[EXTRACTED MATERIAL — start]

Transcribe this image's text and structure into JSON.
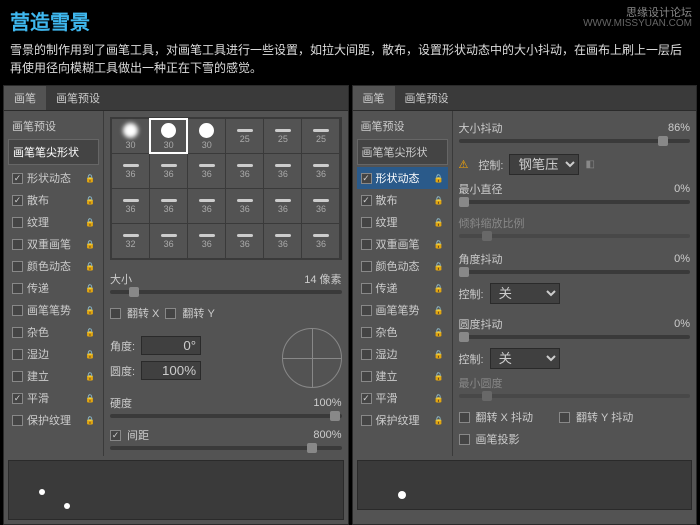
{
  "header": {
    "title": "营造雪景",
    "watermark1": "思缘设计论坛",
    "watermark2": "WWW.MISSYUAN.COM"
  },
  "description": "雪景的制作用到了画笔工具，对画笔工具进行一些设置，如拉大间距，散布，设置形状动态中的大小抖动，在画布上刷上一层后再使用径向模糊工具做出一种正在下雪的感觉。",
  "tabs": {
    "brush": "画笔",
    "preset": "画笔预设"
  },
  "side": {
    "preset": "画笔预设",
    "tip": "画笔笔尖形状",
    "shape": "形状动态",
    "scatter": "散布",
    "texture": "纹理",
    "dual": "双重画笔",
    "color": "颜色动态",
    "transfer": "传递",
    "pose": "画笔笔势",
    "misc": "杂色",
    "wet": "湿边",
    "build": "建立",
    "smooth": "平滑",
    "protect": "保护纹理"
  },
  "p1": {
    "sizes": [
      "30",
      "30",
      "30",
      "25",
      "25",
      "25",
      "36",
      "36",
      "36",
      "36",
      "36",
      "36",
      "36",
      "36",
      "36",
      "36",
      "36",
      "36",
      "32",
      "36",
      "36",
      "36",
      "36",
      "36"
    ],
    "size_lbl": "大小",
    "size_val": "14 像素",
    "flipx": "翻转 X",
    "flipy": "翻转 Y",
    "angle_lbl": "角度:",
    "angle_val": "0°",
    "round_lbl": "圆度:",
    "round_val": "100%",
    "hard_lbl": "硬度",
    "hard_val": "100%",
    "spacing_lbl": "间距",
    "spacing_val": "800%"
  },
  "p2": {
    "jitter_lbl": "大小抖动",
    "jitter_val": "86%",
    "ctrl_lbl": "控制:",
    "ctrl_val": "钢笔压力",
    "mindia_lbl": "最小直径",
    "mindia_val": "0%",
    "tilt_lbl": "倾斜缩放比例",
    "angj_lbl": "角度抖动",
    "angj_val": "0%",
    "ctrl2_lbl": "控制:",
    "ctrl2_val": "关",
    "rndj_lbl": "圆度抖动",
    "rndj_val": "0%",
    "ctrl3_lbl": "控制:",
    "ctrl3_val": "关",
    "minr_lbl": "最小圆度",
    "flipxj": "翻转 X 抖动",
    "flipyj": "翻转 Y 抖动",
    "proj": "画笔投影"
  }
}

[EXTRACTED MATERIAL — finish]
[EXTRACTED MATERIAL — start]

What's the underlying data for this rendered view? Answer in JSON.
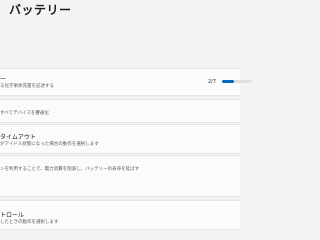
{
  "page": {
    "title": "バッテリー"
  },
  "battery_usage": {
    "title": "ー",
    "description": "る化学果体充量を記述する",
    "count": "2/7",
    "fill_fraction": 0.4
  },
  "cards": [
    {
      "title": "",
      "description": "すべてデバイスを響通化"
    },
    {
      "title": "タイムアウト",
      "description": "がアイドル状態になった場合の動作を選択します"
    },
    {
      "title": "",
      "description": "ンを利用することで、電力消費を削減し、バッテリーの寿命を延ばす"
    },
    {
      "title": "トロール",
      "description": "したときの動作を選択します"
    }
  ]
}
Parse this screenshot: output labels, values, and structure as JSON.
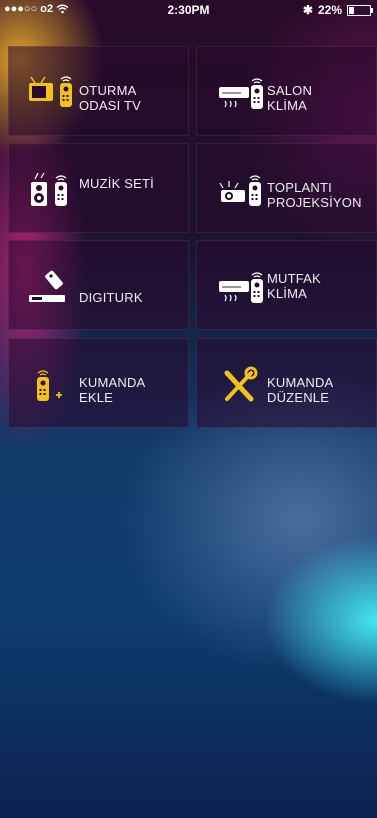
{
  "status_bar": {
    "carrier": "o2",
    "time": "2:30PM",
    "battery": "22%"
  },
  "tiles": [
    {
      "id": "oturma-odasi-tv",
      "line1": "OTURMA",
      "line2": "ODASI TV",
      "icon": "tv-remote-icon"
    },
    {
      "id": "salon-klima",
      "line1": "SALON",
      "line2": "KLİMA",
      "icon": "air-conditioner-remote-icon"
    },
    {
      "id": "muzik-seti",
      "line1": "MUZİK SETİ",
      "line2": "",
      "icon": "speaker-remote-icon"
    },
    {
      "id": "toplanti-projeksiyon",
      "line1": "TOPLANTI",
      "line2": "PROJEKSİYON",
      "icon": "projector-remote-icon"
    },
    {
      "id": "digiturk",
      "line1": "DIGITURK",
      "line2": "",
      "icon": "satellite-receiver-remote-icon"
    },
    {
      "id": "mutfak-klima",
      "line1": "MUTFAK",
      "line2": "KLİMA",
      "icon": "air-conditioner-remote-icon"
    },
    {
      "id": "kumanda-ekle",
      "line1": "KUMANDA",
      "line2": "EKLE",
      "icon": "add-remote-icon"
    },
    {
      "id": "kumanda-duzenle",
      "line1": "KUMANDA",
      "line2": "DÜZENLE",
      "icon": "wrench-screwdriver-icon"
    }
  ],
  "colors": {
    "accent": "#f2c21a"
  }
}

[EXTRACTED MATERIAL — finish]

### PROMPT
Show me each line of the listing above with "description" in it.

### RESPONSE TO THIS TASK
  "description": "雪景的制作用到了画笔工具，对画笔工具进行一些设置，如拉大间距，散布，设置形状动态中的大小抖动，在画布上刷上一层后再使用径向模糊工具做出一种正在下雪的感觉。",
    "description": "る化学果体充量を記述する",
      "description": "すべてデバイスを響通化"
      "description": "がアイドル状態になった場合の動作を選択します"
      "description": "ンを利用することで、電力消費を削減し、バッテリーの寿命を延ばす"
      "description": "したときの動作を選択します"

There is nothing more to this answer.